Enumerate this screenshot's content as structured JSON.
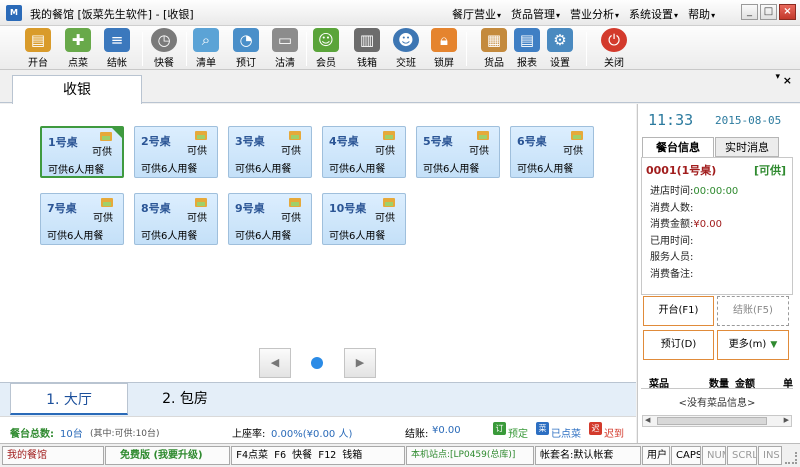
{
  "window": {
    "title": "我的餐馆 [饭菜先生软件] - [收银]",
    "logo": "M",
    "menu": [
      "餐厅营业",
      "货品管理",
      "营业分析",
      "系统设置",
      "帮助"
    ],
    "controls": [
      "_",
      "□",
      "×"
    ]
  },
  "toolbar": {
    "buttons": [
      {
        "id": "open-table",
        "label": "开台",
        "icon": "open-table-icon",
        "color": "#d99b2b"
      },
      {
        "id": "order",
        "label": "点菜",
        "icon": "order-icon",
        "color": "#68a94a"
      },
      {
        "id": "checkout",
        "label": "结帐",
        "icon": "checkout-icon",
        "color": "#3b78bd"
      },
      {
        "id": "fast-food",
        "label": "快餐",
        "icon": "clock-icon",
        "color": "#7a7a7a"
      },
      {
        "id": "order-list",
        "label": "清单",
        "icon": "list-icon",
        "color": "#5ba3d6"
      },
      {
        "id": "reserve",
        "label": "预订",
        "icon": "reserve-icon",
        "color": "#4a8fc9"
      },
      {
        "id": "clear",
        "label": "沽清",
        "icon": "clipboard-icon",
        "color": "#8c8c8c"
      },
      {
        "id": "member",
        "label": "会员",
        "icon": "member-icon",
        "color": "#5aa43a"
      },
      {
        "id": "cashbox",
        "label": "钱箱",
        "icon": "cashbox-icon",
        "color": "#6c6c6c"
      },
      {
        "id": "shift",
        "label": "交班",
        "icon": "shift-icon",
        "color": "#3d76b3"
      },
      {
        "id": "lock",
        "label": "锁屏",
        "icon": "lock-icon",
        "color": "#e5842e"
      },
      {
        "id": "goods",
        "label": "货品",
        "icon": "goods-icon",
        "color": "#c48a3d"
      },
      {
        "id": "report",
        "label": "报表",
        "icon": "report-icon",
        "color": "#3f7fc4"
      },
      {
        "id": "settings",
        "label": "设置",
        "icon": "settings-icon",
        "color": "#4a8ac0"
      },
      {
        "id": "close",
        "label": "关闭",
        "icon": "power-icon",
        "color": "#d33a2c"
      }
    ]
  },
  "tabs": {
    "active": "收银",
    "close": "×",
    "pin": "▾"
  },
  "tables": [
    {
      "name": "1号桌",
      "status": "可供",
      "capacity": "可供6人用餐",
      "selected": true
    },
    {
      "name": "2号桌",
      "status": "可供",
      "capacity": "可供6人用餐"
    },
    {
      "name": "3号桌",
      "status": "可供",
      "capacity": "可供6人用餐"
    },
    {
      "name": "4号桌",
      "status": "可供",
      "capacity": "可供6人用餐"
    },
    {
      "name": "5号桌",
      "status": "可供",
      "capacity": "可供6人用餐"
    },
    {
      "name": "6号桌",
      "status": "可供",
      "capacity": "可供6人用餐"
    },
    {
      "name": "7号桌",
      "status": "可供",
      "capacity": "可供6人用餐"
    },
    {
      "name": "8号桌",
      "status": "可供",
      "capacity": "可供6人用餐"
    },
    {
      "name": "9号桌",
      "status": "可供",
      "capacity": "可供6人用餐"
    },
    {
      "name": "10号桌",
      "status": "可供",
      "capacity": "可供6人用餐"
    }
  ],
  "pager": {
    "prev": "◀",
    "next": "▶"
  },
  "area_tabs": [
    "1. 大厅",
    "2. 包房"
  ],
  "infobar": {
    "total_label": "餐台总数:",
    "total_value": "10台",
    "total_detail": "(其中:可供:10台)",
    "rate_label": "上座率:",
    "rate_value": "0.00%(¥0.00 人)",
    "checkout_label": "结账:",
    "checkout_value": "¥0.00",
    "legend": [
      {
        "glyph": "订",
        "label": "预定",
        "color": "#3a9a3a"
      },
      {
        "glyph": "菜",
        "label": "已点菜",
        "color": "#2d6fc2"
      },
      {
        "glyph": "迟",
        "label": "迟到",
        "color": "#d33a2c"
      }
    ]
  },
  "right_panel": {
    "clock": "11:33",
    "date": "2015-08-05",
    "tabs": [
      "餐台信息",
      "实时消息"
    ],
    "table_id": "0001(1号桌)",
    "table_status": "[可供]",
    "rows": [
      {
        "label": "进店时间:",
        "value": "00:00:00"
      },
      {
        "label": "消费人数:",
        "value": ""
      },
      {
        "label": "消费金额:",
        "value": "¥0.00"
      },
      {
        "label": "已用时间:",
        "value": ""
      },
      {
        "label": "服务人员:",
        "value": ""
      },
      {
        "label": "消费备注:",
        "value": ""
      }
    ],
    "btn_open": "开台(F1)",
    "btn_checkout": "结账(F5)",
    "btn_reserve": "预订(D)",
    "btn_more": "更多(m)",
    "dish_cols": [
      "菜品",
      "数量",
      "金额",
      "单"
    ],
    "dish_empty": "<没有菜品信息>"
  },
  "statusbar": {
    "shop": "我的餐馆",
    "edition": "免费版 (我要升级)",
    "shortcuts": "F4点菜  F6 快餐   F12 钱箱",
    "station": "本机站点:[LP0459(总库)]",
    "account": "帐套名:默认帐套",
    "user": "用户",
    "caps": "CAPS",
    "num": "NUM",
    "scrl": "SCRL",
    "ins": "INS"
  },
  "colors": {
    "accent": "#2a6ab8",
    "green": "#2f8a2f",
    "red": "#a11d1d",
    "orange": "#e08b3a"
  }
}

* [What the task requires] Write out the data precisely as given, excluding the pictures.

* [Exercise output]
Enumerate this screenshot's content as structured JSON.
{
  "window": {
    "title": "我的餐馆 [饭菜先生软件] - [收银]",
    "logo": "M",
    "menu": [
      "餐厅营业",
      "货品管理",
      "营业分析",
      "系统设置",
      "帮助"
    ],
    "controls": [
      "_",
      "□",
      "×"
    ]
  },
  "toolbar": {
    "buttons": [
      {
        "id": "open-table",
        "label": "开台",
        "icon": "open-table-icon",
        "color": "#d99b2b"
      },
      {
        "id": "order",
        "label": "点菜",
        "icon": "order-icon",
        "color": "#68a94a"
      },
      {
        "id": "checkout",
        "label": "结帐",
        "icon": "checkout-icon",
        "color": "#3b78bd"
      },
      {
        "id": "fast-food",
        "label": "快餐",
        "icon": "clock-icon",
        "color": "#7a7a7a"
      },
      {
        "id": "order-list",
        "label": "清单",
        "icon": "list-icon",
        "color": "#5ba3d6"
      },
      {
        "id": "reserve",
        "label": "预订",
        "icon": "reserve-icon",
        "color": "#4a8fc9"
      },
      {
        "id": "clear",
        "label": "沽清",
        "icon": "clipboard-icon",
        "color": "#8c8c8c"
      },
      {
        "id": "member",
        "label": "会员",
        "icon": "member-icon",
        "color": "#5aa43a"
      },
      {
        "id": "cashbox",
        "label": "钱箱",
        "icon": "cashbox-icon",
        "color": "#6c6c6c"
      },
      {
        "id": "shift",
        "label": "交班",
        "icon": "shift-icon",
        "color": "#3d76b3"
      },
      {
        "id": "lock",
        "label": "锁屏",
        "icon": "lock-icon",
        "color": "#e5842e"
      },
      {
        "id": "goods",
        "label": "货品",
        "icon": "goods-icon",
        "color": "#c48a3d"
      },
      {
        "id": "report",
        "label": "报表",
        "icon": "report-icon",
        "color": "#3f7fc4"
      },
      {
        "id": "settings",
        "label": "设置",
        "icon": "settings-icon",
        "color": "#4a8ac0"
      },
      {
        "id": "close",
        "label": "关闭",
        "icon": "power-icon",
        "color": "#d33a2c"
      }
    ]
  },
  "tabs": {
    "active": "收银",
    "close": "×",
    "pin": "▾"
  },
  "tables": [
    {
      "name": "1号桌",
      "status": "可供",
      "capacity": "可供6人用餐",
      "selected": true
    },
    {
      "name": "2号桌",
      "status": "可供",
      "capacity": "可供6人用餐"
    },
    {
      "name": "3号桌",
      "status": "可供",
      "capacity": "可供6人用餐"
    },
    {
      "name": "4号桌",
      "status": "可供",
      "capacity": "可供6人用餐"
    },
    {
      "name": "5号桌",
      "status": "可供",
      "capacity": "可供6人用餐"
    },
    {
      "name": "6号桌",
      "status": "可供",
      "capacity": "可供6人用餐"
    },
    {
      "name": "7号桌",
      "status": "可供",
      "capacity": "可供6人用餐"
    },
    {
      "name": "8号桌",
      "status": "可供",
      "capacity": "可供6人用餐"
    },
    {
      "name": "9号桌",
      "status": "可供",
      "capacity": "可供6人用餐"
    },
    {
      "name": "10号桌",
      "status": "可供",
      "capacity": "可供6人用餐"
    }
  ],
  "pager": {
    "prev": "◀",
    "next": "▶"
  },
  "area_tabs": [
    "1. 大厅",
    "2. 包房"
  ],
  "infobar": {
    "total_label": "餐台总数:",
    "total_value": "10台",
    "total_detail": "(其中:可供:10台)",
    "rate_label": "上座率:",
    "rate_value": "0.00%(¥0.00 人)",
    "checkout_label": "结账:",
    "checkout_value": "¥0.00",
    "legend": [
      {
        "glyph": "订",
        "label": "预定",
        "color": "#3a9a3a"
      },
      {
        "glyph": "菜",
        "label": "已点菜",
        "color": "#2d6fc2"
      },
      {
        "glyph": "迟",
        "label": "迟到",
        "color": "#d33a2c"
      }
    ]
  },
  "right_panel": {
    "clock": "11:33",
    "date": "2015-08-05",
    "tabs": [
      "餐台信息",
      "实时消息"
    ],
    "table_id": "0001(1号桌)",
    "table_status": "[可供]",
    "rows": [
      {
        "label": "进店时间:",
        "value": "00:00:00"
      },
      {
        "label": "消费人数:",
        "value": ""
      },
      {
        "label": "消费金额:",
        "value": "¥0.00"
      },
      {
        "label": "已用时间:",
        "value": ""
      },
      {
        "label": "服务人员:",
        "value": ""
      },
      {
        "label": "消费备注:",
        "value": ""
      }
    ],
    "btn_open": "开台(F1)",
    "btn_checkout": "结账(F5)",
    "btn_reserve": "预订(D)",
    "btn_more": "更多(m)",
    "dish_cols": [
      "菜品",
      "数量",
      "金额",
      "单"
    ],
    "dish_empty": "<没有菜品信息>"
  },
  "statusbar": {
    "shop": "我的餐馆",
    "edition": "免费版 (我要升级)",
    "shortcuts": "F4点菜  F6 快餐   F12 钱箱",
    "station": "本机站点:[LP0459(总库)]",
    "account": "帐套名:默认帐套",
    "user": "用户",
    "caps": "CAPS",
    "num": "NUM",
    "scrl": "SCRL",
    "ins": "INS"
  },
  "colors": {
    "accent": "#2a6ab8",
    "green": "#2f8a2f",
    "red": "#a11d1d",
    "orange": "#e08b3a"
  }
}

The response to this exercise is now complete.